Tuesday, May 04, 2010

CORE presentation from Lois Christmas on insights on learner experiences.

Attended to-day’s CORE session presented by Lois Christmas on her Graham Nuttall classroom research trust award . Lois presented on her study of a year 3 to 4 class studying numeracy. She probed the assumptions of how an effective teacher organises a class, provided suggestions as to how to take the pressure off teachers who want to do what they think they have to do, considered teaching as inquiry through a different lens and challenged school leaders to ensure that they allow teachers enough freedom to implement effective learning environments for their students.


A well attended presentation and Lois presented her study well with insightful observations of how children experienced numeracy learning in a primary school classroom. Data was collected mainly through the use of field notes. Photos were taken to assist with stimulating recall with students during one on one interview sessions. A puppet (Mr. Ed.) who took on the role of ‘someone who knew even less than the student’ was used to help illicit responses from children.

The study took place in a NZ classroom which had all the hallmarks of a great learning environment. The class was vibrant, exciting, positive, well organised and student contributions and talk was valued by an excellent teacher. The classroom was also well resourced with games, worksheets, computers etc. to be used as tools to assist the learning of basic numeracy facts.

The organisation of the class was a typical one used in numeracy teaching in NZ where the main objectives is the ‘create new knowledge’ through the learning of strategies and knowledge. Each session begins with a ‘hotspot’ session on the mat which is a whole class session to do learning and review concepts already learnt. Then the class is divided into two groups. As the teacher works with each group, the rest of the class practices, plays games or work in groups. Then the class meets again at the end for a ‘reflective’ session.

One of the findings of Lois’ study is that the teacher has very little time, using the above classroom organisational structure to actually work with individuals or to be able to gauge individual students’ understandings. Flexibility in school leadership to allow teachers to use other classroom organisational structures in tandem with the recommended approach is recommended. In Lois’ study, one student’s misconceptions about place values in adding and subtracting whole numbers was not addressed leading to deeper confusion as the curriculum moved on into more complex numbers.

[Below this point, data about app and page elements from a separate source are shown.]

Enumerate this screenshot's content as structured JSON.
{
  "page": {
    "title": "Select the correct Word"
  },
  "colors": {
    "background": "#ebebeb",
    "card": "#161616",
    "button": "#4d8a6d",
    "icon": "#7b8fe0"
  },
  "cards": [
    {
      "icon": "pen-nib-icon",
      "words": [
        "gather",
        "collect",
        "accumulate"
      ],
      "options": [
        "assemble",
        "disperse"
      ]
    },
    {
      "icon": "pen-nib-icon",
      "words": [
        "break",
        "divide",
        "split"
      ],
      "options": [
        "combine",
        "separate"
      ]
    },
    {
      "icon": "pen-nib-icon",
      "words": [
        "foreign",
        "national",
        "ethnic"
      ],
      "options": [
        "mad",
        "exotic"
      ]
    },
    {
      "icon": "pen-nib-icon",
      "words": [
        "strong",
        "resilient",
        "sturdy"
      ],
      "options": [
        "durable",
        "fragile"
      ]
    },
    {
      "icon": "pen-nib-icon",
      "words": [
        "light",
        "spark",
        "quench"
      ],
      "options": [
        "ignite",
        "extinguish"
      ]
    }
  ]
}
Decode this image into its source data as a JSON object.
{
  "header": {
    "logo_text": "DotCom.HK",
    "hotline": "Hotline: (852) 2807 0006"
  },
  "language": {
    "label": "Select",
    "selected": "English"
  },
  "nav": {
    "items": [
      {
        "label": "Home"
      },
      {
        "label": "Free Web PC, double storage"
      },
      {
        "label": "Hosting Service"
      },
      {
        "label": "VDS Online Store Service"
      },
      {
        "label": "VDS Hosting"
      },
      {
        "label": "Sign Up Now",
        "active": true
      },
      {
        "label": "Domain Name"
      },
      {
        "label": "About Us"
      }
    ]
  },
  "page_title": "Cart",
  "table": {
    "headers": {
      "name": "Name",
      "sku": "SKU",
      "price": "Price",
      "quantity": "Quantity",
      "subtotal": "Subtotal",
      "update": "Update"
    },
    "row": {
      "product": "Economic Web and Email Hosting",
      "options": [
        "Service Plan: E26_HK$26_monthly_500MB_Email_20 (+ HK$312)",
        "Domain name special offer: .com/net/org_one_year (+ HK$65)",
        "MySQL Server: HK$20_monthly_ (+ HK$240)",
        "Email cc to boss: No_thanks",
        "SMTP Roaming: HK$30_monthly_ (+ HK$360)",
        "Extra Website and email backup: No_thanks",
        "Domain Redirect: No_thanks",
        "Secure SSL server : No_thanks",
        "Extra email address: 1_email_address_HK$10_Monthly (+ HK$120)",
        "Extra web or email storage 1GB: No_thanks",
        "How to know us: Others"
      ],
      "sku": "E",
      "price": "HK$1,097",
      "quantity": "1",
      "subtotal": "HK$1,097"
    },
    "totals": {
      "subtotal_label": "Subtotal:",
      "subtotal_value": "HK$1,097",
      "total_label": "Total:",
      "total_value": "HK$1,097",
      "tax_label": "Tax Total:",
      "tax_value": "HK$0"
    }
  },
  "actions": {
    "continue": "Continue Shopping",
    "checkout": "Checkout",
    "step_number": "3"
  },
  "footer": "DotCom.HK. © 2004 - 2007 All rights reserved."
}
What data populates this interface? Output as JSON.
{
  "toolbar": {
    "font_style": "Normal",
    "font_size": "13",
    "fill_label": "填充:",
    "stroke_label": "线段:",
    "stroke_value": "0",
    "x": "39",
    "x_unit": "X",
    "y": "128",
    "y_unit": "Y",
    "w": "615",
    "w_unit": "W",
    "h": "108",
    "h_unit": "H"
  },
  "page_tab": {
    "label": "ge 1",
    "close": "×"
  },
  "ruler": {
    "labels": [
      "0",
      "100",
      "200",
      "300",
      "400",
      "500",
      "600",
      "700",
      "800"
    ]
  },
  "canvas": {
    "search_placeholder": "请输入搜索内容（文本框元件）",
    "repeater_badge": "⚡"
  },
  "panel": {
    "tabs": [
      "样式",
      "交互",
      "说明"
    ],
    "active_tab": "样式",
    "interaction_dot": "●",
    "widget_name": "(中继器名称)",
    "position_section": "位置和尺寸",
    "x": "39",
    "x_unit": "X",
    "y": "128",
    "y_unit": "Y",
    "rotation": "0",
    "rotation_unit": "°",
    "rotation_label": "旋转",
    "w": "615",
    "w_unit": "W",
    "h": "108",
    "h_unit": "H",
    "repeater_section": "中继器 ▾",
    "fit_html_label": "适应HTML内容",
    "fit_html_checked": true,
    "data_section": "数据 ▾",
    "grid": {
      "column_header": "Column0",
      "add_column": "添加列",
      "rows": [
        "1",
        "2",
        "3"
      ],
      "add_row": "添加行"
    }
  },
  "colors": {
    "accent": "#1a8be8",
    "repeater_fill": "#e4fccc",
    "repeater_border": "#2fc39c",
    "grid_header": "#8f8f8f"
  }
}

This study is a good example of how much the private lives/ thought processes of learners are hidden from teachers, even in a classroom which is an exemplar of primary schools in NZ. There is much to learn from this form of research in the vocational education sector, so onwards with our multimodal project.